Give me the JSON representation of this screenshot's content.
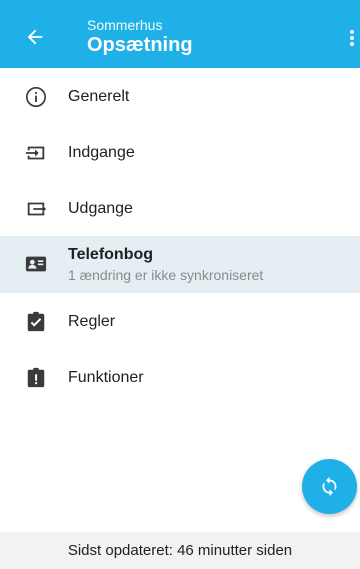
{
  "appbar": {
    "subtitle": "Sommerhus",
    "title": "Opsætning",
    "background_color": "#1fb0e8"
  },
  "menu": {
    "items": [
      {
        "label": "Generelt",
        "icon": "info-circle-icon"
      },
      {
        "label": "Indgange",
        "icon": "input-icon"
      },
      {
        "label": "Udgange",
        "icon": "output-icon"
      },
      {
        "label": "Telefonbog",
        "secondary": "1 ændring er ikke synkroniseret",
        "icon": "contact-card-icon",
        "selected": true
      },
      {
        "label": "Regler",
        "icon": "clipboard-check-icon"
      },
      {
        "label": "Funktioner",
        "icon": "clipboard-alert-icon"
      }
    ]
  },
  "fab": {
    "icon": "sync-icon"
  },
  "footer": {
    "status": "Sidst opdateret: 46 minutter siden"
  }
}
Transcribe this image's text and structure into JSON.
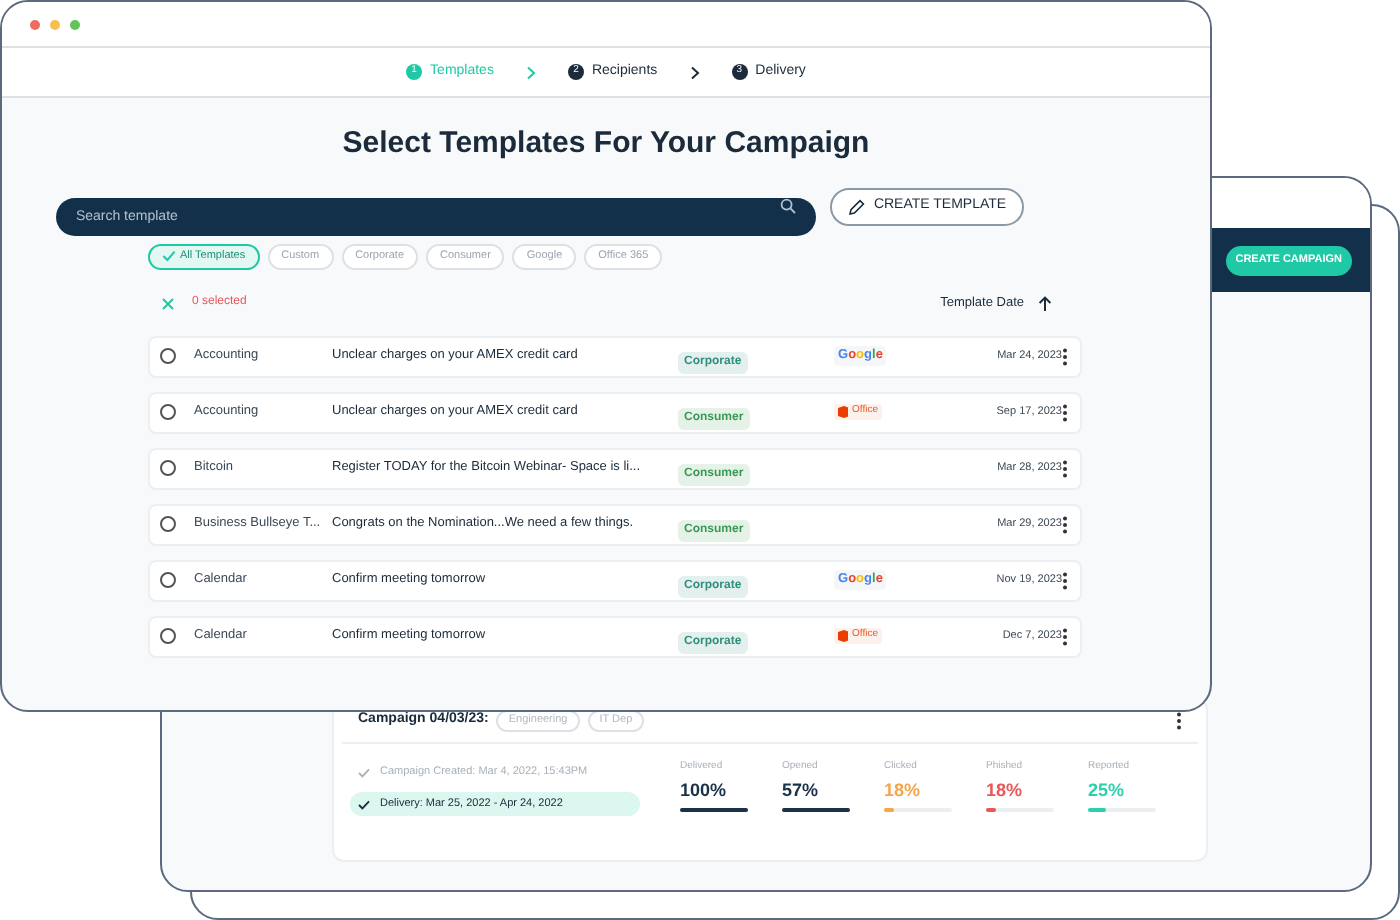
{
  "steps": [
    {
      "number": "1",
      "label": "Templates",
      "selected": true
    },
    {
      "number": "2",
      "label": "Recipients",
      "selected": false
    },
    {
      "number": "3",
      "label": "Delivery",
      "selected": false
    }
  ],
  "heading": "Select Templates For Your Campaign",
  "search": {
    "placeholder": "Search template"
  },
  "create_template_button": "CREATE TEMPLATE",
  "filters": [
    {
      "label": "All Templates",
      "selected": true
    },
    {
      "label": "Custom",
      "selected": false
    },
    {
      "label": "Corporate",
      "selected": false
    },
    {
      "label": "Consumer",
      "selected": false
    },
    {
      "label": "Google",
      "selected": false
    },
    {
      "label": "Office 365",
      "selected": false
    }
  ],
  "selection_count": "0 selected",
  "sort": {
    "label": "Template Date"
  },
  "templates": [
    {
      "name": "Accounting",
      "subject": "Unclear charges on your AMEX credit card",
      "tag": {
        "label": "Corporate",
        "color": "#2f8f7b"
      },
      "provider": {
        "kind": "google",
        "label": "Google"
      },
      "date": "Mar 24, 2023",
      "selected": false
    },
    {
      "name": "Accounting",
      "subject": "Unclear charges on your AMEX credit card",
      "tag": {
        "label": "Consumer",
        "color": "#3a9a55"
      },
      "provider": {
        "kind": "office",
        "label": "Office"
      },
      "date": "Sep 17, 2023",
      "selected": false
    },
    {
      "name": "Bitcoin",
      "subject": "Register TODAY for the Bitcoin Webinar- Space is li...",
      "tag": {
        "label": "Consumer",
        "color": "#3a9a55"
      },
      "date": "Mar 28, 2023",
      "selected": false
    },
    {
      "name": "Business Bullseye T...",
      "subject": "Congrats on the Nomination...We need a few things.",
      "tag": {
        "label": "Consumer",
        "color": "#3a9a55"
      },
      "date": "Mar 29, 2023",
      "selected": false
    },
    {
      "name": "Calendar",
      "subject": "Confirm meeting tomorrow",
      "tag": {
        "label": "Corporate",
        "color": "#2f8f7b"
      },
      "provider": {
        "kind": "google",
        "label": "Google"
      },
      "date": "Nov 19, 2023",
      "selected": false
    },
    {
      "name": "Calendar",
      "subject": "Confirm meeting tomorrow",
      "tag": {
        "label": "Corporate",
        "color": "#2f8f7b"
      },
      "provider": {
        "kind": "office",
        "label": "Office"
      },
      "date": "Dec 7, 2023",
      "selected": false
    }
  ],
  "back_window": {
    "create_campaign_button": "CREATE CAMPAIGN",
    "campaign": {
      "title": "Campaign 04/03/23:",
      "tags": [
        "Engineering",
        "IT Dep"
      ],
      "timeline": [
        {
          "label": "Campaign Created:",
          "value": "Mar 4, 2022, 15:43PM",
          "selected": false
        },
        {
          "label": "Delivery:",
          "value": "Mar 25, 2022 - Apr 24, 2022",
          "selected": true
        }
      ],
      "metrics": [
        {
          "label": "Delivered",
          "value": "100%",
          "level": 1,
          "color": "#1b3148"
        },
        {
          "label": "Opened",
          "value": "57%",
          "level": 1,
          "color": "#1b3148"
        },
        {
          "label": "Clicked",
          "value": "18%",
          "level": 0.15,
          "color": "#f5a54a"
        },
        {
          "label": "Phished",
          "value": "18%",
          "level": 0.15,
          "color": "#e8575a"
        },
        {
          "label": "Reported",
          "value": "25%",
          "level": 0.25,
          "color": "#2ccfae"
        }
      ]
    }
  }
}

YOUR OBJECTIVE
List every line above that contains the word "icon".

ANSWER TO THIS EXERCISE
        "icon": "info-circle-icon"
        "icon": "input-icon"
        "icon": "output-icon"
        "icon": "contact-card-icon",
        "icon": "clipboard-check-icon"
        "icon": "clipboard-alert-icon"
    "icon": "sync-icon"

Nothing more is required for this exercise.